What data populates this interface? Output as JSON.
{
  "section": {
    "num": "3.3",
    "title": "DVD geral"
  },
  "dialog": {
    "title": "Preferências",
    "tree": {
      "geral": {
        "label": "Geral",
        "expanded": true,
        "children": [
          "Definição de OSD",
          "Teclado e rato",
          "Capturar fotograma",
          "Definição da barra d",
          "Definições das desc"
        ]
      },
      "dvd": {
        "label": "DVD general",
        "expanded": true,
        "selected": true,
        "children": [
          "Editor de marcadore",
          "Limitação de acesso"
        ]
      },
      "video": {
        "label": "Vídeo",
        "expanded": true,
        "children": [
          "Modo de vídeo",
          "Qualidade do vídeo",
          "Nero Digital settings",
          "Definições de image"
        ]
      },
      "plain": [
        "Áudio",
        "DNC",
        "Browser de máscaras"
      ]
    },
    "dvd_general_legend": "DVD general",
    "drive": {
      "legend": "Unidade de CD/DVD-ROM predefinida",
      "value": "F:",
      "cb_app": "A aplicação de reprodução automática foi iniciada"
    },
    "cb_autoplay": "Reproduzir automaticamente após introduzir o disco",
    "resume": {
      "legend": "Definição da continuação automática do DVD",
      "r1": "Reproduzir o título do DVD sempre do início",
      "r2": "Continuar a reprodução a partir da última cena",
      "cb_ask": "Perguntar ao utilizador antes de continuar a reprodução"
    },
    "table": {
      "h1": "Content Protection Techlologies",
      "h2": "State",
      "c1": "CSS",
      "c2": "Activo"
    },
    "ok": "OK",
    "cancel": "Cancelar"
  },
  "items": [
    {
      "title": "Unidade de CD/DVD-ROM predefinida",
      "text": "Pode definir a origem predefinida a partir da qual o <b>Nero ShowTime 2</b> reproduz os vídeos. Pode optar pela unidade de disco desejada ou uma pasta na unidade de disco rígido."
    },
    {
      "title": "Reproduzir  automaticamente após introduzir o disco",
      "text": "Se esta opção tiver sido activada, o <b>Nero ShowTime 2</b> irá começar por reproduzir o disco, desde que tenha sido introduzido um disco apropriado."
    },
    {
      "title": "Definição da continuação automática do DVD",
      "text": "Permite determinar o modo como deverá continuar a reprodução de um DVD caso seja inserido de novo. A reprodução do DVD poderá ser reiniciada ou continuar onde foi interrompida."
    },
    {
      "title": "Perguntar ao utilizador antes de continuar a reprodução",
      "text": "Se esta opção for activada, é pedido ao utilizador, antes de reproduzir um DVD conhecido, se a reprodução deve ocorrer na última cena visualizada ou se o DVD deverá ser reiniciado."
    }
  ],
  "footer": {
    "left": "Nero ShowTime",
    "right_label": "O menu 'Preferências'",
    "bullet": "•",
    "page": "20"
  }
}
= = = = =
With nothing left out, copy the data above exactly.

** Answer box **
What data populates this interface? Output as JSON.
{
  "section": {
    "num": "3.3",
    "title": "DVD geral"
  },
  "dialog": {
    "title": "Preferências",
    "tree": {
      "geral": {
        "label": "Geral",
        "expanded": true,
        "children": [
          "Definição de OSD",
          "Teclado e rato",
          "Capturar fotograma",
          "Definição da barra d",
          "Definições das desc"
        ]
      },
      "dvd": {
        "label": "DVD general",
        "expanded": true,
        "selected": true,
        "children": [
          "Editor de marcadore",
          "Limitação de acesso"
        ]
      },
      "video": {
        "label": "Vídeo",
        "expanded": true,
        "children": [
          "Modo de vídeo",
          "Qualidade do vídeo",
          "Nero Digital settings",
          "Definições de image"
        ]
      },
      "plain": [
        "Áudio",
        "DNC",
        "Browser de máscaras"
      ]
    },
    "dvd_general_legend": "DVD general",
    "drive": {
      "legend": "Unidade de CD/DVD-ROM predefinida",
      "value": "F:",
      "cb_app": "A aplicação de reprodução automática foi iniciada"
    },
    "cb_autoplay": "Reproduzir automaticamente após introduzir o disco",
    "resume": {
      "legend": "Definição da continuação automática do DVD",
      "r1": "Reproduzir o título do DVD sempre do início",
      "r2": "Continuar a reprodução a partir da última cena",
      "cb_ask": "Perguntar ao utilizador antes de continuar a reprodução"
    },
    "table": {
      "h1": "Content Protection Techlologies",
      "h2": "State",
      "c1": "CSS",
      "c2": "Activo"
    },
    "ok": "OK",
    "cancel": "Cancelar"
  },
  "items": [
    {
      "title": "Unidade de CD/DVD-ROM predefinida",
      "text": "Pode definir a origem predefinida a partir da qual o <b>Nero ShowTime 2</b> reproduz os vídeos. Pode optar pela unidade de disco desejada ou uma pasta na unidade de disco rígido."
    },
    {
      "title": "Reproduzir  automaticamente após introduzir o disco",
      "text": "Se esta opção tiver sido activada, o <b>Nero ShowTime 2</b> irá começar por reproduzir o disco, desde que tenha sido introduzido um disco apropriado."
    },
    {
      "title": "Definição da continuação automática do DVD",
      "text": "Permite determinar o modo como deverá continuar a reprodução de um DVD caso seja inserido de novo. A reprodução do DVD poderá ser reiniciada ou continuar onde foi interrompida."
    },
    {
      "title": "Perguntar ao utilizador antes de continuar a reprodução",
      "text": "Se esta opção for activada, é pedido ao utilizador, antes de reproduzir um DVD conhecido, se a reprodução deve ocorrer na última cena visualizada ou se o DVD deverá ser reiniciado."
    }
  ],
  "footer": {
    "left": "Nero ShowTime",
    "right_label": "O menu 'Preferências'",
    "bullet": "•",
    "page": "20"
  }
}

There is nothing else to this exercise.